■ WORK REQUEST: Every single entry below should be reproduced verbatim.

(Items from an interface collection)
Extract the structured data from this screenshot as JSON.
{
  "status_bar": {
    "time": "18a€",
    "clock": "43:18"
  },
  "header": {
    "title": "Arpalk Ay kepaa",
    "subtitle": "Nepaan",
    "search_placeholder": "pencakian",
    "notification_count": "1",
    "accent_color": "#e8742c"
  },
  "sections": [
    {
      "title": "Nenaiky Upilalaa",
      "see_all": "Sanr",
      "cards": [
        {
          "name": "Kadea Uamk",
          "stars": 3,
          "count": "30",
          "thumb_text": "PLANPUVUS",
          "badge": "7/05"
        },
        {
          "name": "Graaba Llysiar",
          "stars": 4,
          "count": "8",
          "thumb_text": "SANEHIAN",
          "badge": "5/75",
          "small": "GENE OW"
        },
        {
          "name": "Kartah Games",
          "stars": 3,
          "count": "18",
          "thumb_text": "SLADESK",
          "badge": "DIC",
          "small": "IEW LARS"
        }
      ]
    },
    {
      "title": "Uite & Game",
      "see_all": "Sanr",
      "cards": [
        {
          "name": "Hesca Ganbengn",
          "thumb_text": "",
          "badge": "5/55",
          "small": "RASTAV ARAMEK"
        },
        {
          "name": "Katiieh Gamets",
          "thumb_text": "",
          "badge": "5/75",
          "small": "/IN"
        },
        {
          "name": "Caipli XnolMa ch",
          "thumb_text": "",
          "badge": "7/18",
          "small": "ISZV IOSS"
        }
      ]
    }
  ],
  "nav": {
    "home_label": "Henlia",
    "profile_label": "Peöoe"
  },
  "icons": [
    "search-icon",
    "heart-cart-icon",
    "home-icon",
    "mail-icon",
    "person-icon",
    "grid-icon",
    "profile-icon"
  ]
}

■ EXPECTED ANSWER:
Extract the structured data from this screenshot as JSON.
{
  "status_bar": {
    "time": "18a€",
    "clock": "43:18"
  },
  "header": {
    "title": "Arpalk Ay kepaa",
    "subtitle": "Nepaan",
    "search_placeholder": "pencakian",
    "notification_count": "1",
    "accent_color": "#e8742c"
  },
  "sections": [
    {
      "title": "Nenaiky Upilalaa",
      "see_all": "Sanr",
      "cards": [
        {
          "name": "Kadea Uamk",
          "stars": 3,
          "count": "30",
          "thumb_text": "PLANPUVUS",
          "badge": "7/05"
        },
        {
          "name": "Graaba Llysiar",
          "stars": 4,
          "count": "8",
          "thumb_text": "SANEHIAN",
          "badge": "5/75",
          "small": "GENE OW"
        },
        {
          "name": "Kartah Games",
          "stars": 3,
          "count": "18",
          "thumb_text": "SLADESK",
          "badge": "DIC",
          "small": "IEW LARS"
        }
      ]
    },
    {
      "title": "Uite & Game",
      "see_all": "Sanr",
      "cards": [
        {
          "name": "Hesca Ganbengn",
          "thumb_text": "",
          "badge": "5/55",
          "small": "RASTAV ARAMEK"
        },
        {
          "name": "Katiieh Gamets",
          "thumb_text": "",
          "badge": "5/75",
          "small": "/IN"
        },
        {
          "name": "Caipli XnolMa ch",
          "thumb_text": "",
          "badge": "7/18",
          "small": "ISZV IOSS"
        }
      ]
    }
  ],
  "nav": {
    "home_label": "Henlia",
    "profile_label": "Peöoe"
  },
  "icons": [
    "search-icon",
    "heart-cart-icon",
    "home-icon",
    "mail-icon",
    "person-icon",
    "grid-icon",
    "profile-icon"
  ]
}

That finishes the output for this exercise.